Adjacent hunks are not allowed to commute because there is no sensible way to preserve their line-number order under commutation.
To elaborate on this, it helps to say that when we have two hunk patches on the same file, we can think of one of them as being “northern” (nearer the top of the file), and the other as being “southern” (nearer the bottom). Consider for example p4 and p5 in the diagram above (*). Here we can say that p4 is the southern patch (@line6 +duty), whereas p5 is the northern patch (@line4 +clean). The northern patch can always be seen as adding (or removing!) padding to the textual context on which southern patch applies. This isn’t so obvious because in this particular example, the northern patch occurs after the southern patch. But if we commuted them we have to adjust p4 to (@7+duty) while leaving p5 intact.
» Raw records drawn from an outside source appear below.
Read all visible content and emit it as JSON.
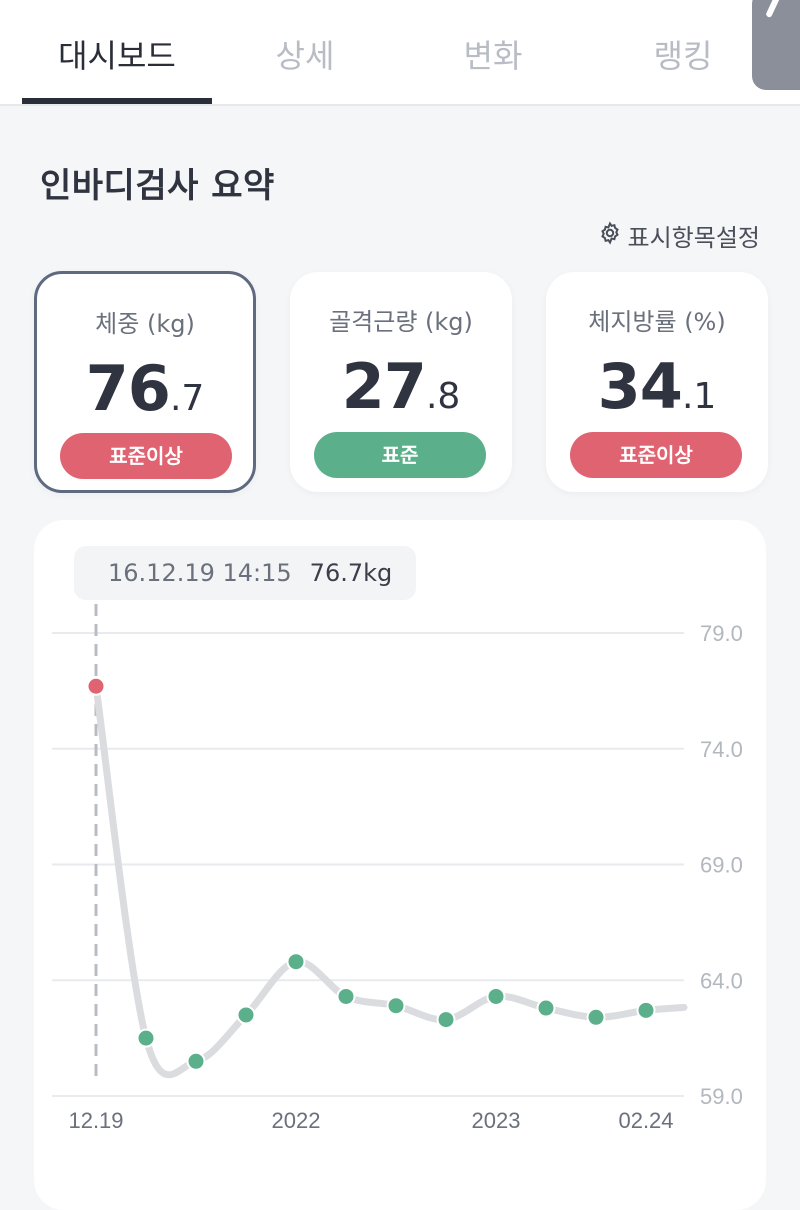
{
  "tabs": [
    {
      "label": "대시보드",
      "active": true
    },
    {
      "label": "상세",
      "active": false
    },
    {
      "label": "변화",
      "active": false
    },
    {
      "label": "랭킹",
      "active": false
    }
  ],
  "section": {
    "title": "인바디검사 요약",
    "settings_label": "표시항목설정",
    "settings_icon": "gear-icon"
  },
  "cards": [
    {
      "label": "체중 (kg)",
      "value_int": "76",
      "value_dec": ".7",
      "badge": "표준이상",
      "status": "over",
      "selected": true
    },
    {
      "label": "골격근량 (kg)",
      "value_int": "27",
      "value_dec": ".8",
      "badge": "표준",
      "status": "normal",
      "selected": false
    },
    {
      "label": "체지방률 (%)",
      "value_int": "34",
      "value_dec": ".1",
      "badge": "표준이상",
      "status": "over",
      "selected": false
    }
  ],
  "tooltip": {
    "date": "16.12.19 14:15",
    "value": "76.7kg"
  },
  "colors": {
    "over": "#e06372",
    "normal": "#5bb08b",
    "line": "#dadce0",
    "accent": "#2a2e38"
  },
  "chart_data": {
    "type": "line",
    "series": [
      {
        "x": [
          "12.19",
          "",
          "",
          "",
          "2022",
          "",
          "",
          "",
          "2023",
          "",
          "",
          "02.24"
        ],
        "values": [
          76.7,
          61.5,
          60.5,
          62.5,
          64.8,
          63.3,
          62.9,
          62.3,
          63.3,
          62.8,
          62.4,
          62.7
        ]
      }
    ],
    "x_tick_labels": [
      "12.19",
      "2022",
      "2023",
      "02.24"
    ],
    "y_tick_labels": [
      "79.0",
      "74.0",
      "69.0",
      "64.0",
      "59.0"
    ],
    "ylim": [
      59.0,
      79.0
    ],
    "grid": true,
    "highlight_index": 0
  }
}
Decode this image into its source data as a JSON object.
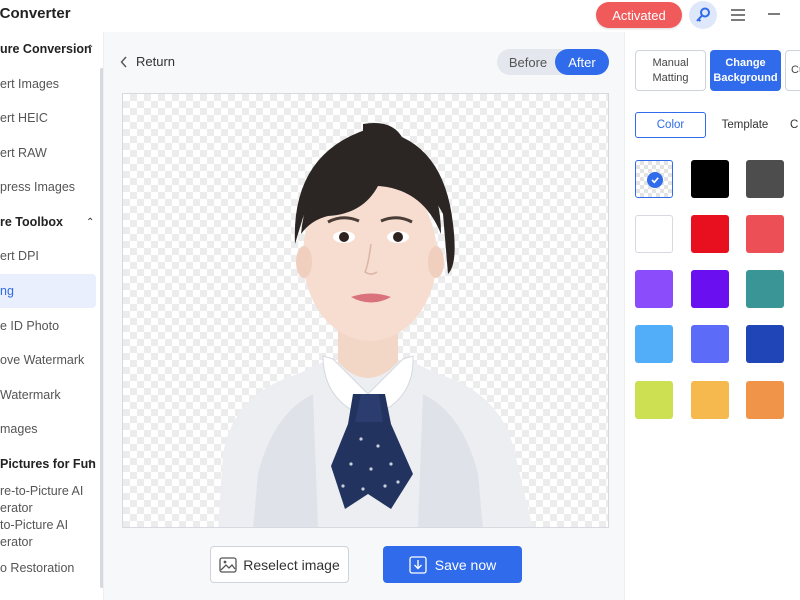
{
  "app": {
    "title": "ge Converter"
  },
  "titlebar": {
    "activated_label": "Activated"
  },
  "sidebar": {
    "items": [
      {
        "label": "ure Conversion",
        "section": true
      },
      {
        "label": "ert Images"
      },
      {
        "label": "ert HEIC"
      },
      {
        "label": "ert RAW"
      },
      {
        "label": "press Images"
      },
      {
        "label": "re Toolbox",
        "section": true
      },
      {
        "label": "ert DPI"
      },
      {
        "label": "ng",
        "active": true
      },
      {
        "label": "e ID Photo"
      },
      {
        "label": "ove Watermark"
      },
      {
        "label": "Watermark"
      },
      {
        "label": "mages"
      },
      {
        "label": "Pictures for Fun",
        "section": true
      },
      {
        "label": "re-to-Picture AI"
      },
      {
        "label": "erator"
      },
      {
        "label": "to-Picture AI"
      },
      {
        "label": "erator"
      },
      {
        "label": "o Restoration"
      }
    ]
  },
  "main": {
    "return_label": "Return",
    "toggle": {
      "before": "Before",
      "after": "After"
    },
    "reselect_label": "Reselect image",
    "save_label": "Save now"
  },
  "right_panel": {
    "modes": {
      "manual_line1": "Manual",
      "manual_line2": "Matting",
      "change_line1": "Change",
      "change_line2": "Background",
      "cut": "Cu"
    },
    "subtabs": {
      "color": "Color",
      "template": "Template",
      "more": "C"
    },
    "swatches": [
      {
        "color": "transparent",
        "selected": true
      },
      {
        "color": "#000000"
      },
      {
        "color": "#4d4d4d"
      },
      {
        "color": "#ffffff"
      },
      {
        "color": "#e8101f"
      },
      {
        "color": "#ec4f56"
      },
      {
        "color": "#8b4dfb"
      },
      {
        "color": "#6a0ff0"
      },
      {
        "color": "#3a9696"
      },
      {
        "color": "#52aef8"
      },
      {
        "color": "#5c6cf8"
      },
      {
        "color": "#1f45b6"
      },
      {
        "color": "#cde052"
      },
      {
        "color": "#f5b94d"
      },
      {
        "color": "#ef9448"
      }
    ]
  },
  "colors": {
    "accent": "#2f6bea",
    "activated": "#f05a5a"
  }
}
The southern patch shifts (it’s affected by the padding) and the northern patch always stays the same (it provides the padding so what does it care?).
Reasoning on static northern patches and shifty southern patches works so long as the patches are non-adjacent. Suppose that after p5 we had a p6b (@5+plastic => all the clean plastic seats were duly occupied). If we followed the same reasoning about leaving the northerly p5 alone (@4+clean), and shifting the southern p6b back to account for the missing padding, we’d get two patches that apply at the same line… To be clear, having two successive hunk patches at the same line is not intrinsically bad; but allowing two such patches to commute creates an ambiguity under cherry picking: Is it “all the clean plastic seats were duly occupied” or “all the plastic clean seats were duly occupied”? We wouldn’t be able tell because our compass would be broken!